» Extracted material
****************
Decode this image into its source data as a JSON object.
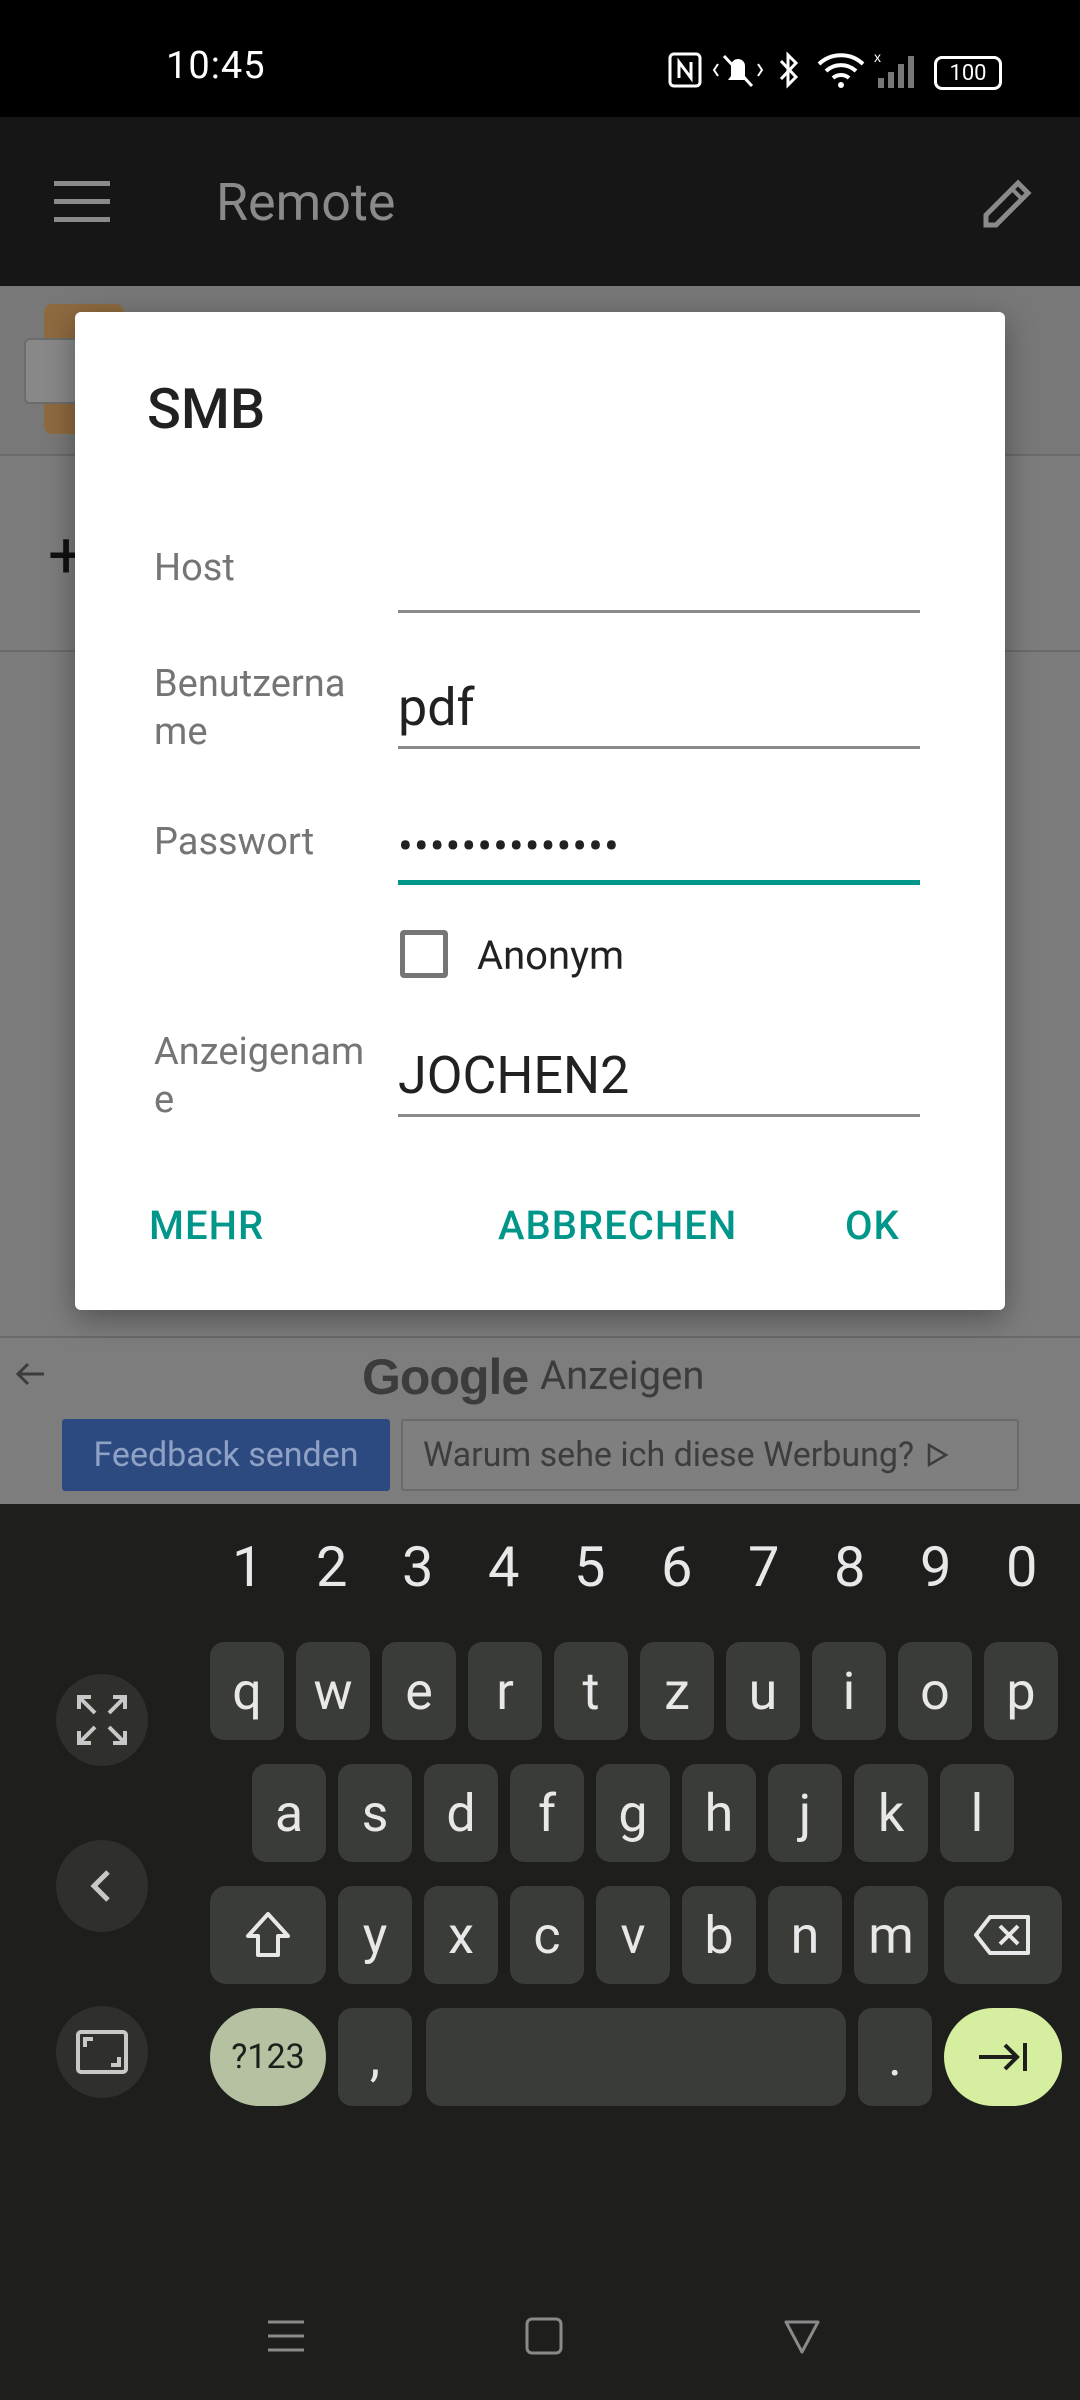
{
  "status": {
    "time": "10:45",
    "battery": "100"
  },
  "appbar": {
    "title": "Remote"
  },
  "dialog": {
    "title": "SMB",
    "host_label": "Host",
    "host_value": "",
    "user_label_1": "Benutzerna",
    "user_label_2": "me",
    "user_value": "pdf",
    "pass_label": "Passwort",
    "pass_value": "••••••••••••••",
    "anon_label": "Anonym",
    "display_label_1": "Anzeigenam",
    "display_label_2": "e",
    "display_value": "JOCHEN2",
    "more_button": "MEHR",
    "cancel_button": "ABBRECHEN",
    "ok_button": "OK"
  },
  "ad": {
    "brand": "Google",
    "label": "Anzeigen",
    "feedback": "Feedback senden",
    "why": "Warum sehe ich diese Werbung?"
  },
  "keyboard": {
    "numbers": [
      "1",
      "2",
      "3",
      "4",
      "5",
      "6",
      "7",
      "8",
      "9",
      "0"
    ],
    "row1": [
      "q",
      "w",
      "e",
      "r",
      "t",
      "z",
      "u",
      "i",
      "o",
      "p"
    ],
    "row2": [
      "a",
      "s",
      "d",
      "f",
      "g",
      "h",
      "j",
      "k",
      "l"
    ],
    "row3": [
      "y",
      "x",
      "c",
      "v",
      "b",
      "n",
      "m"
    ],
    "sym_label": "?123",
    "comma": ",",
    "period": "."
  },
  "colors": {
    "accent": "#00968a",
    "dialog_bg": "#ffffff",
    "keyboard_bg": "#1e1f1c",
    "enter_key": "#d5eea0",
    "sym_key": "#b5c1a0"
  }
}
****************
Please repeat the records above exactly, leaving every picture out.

» Response
Decode this image into its source data as a JSON object.
{
  "status": {
    "time": "10:45",
    "battery": "100"
  },
  "appbar": {
    "title": "Remote"
  },
  "dialog": {
    "title": "SMB",
    "host_label": "Host",
    "host_value": "",
    "user_label_1": "Benutzerna",
    "user_label_2": "me",
    "user_value": "pdf",
    "pass_label": "Passwort",
    "pass_value": "••••••••••••••",
    "anon_label": "Anonym",
    "display_label_1": "Anzeigenam",
    "display_label_2": "e",
    "display_value": "JOCHEN2",
    "more_button": "MEHR",
    "cancel_button": "ABBRECHEN",
    "ok_button": "OK"
  },
  "ad": {
    "brand": "Google",
    "label": "Anzeigen",
    "feedback": "Feedback senden",
    "why": "Warum sehe ich diese Werbung?"
  },
  "keyboard": {
    "numbers": [
      "1",
      "2",
      "3",
      "4",
      "5",
      "6",
      "7",
      "8",
      "9",
      "0"
    ],
    "row1": [
      "q",
      "w",
      "e",
      "r",
      "t",
      "z",
      "u",
      "i",
      "o",
      "p"
    ],
    "row2": [
      "a",
      "s",
      "d",
      "f",
      "g",
      "h",
      "j",
      "k",
      "l"
    ],
    "row3": [
      "y",
      "x",
      "c",
      "v",
      "b",
      "n",
      "m"
    ],
    "sym_label": "?123",
    "comma": ",",
    "period": "."
  },
  "colors": {
    "accent": "#00968a",
    "dialog_bg": "#ffffff",
    "keyboard_bg": "#1e1f1c",
    "enter_key": "#d5eea0",
    "sym_key": "#b5c1a0"
  }
}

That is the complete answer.